Problem to work on
Return all lines of the records that contain the word "messenger".

==*==

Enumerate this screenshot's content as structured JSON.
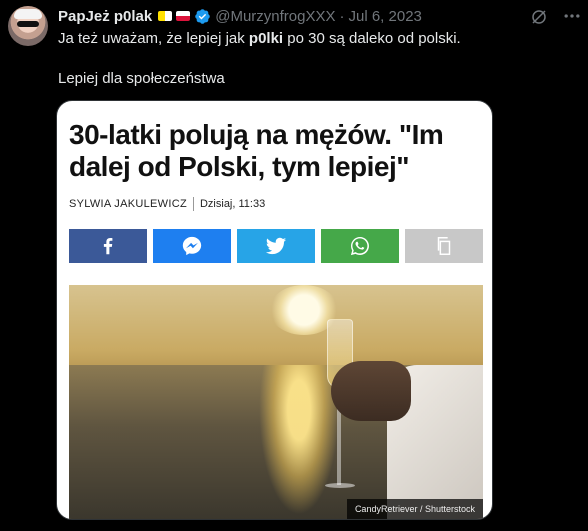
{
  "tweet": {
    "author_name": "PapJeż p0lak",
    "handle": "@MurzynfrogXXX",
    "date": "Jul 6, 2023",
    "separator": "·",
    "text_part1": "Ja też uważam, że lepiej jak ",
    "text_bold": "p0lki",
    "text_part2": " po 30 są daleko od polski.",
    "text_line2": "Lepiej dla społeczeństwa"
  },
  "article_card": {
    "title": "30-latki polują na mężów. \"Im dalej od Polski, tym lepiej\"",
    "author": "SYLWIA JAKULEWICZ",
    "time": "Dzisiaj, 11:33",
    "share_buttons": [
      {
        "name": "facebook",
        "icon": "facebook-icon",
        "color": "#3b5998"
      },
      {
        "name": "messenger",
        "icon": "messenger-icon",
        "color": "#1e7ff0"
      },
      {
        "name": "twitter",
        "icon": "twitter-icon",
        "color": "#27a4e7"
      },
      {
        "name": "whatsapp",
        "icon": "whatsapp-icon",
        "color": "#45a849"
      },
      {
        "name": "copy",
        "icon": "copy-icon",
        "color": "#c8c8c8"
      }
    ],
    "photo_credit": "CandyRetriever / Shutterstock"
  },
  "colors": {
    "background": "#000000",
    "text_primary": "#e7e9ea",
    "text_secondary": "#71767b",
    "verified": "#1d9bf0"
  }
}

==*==

Answer box
        "name": "messenger",
        "icon": "messenger-icon",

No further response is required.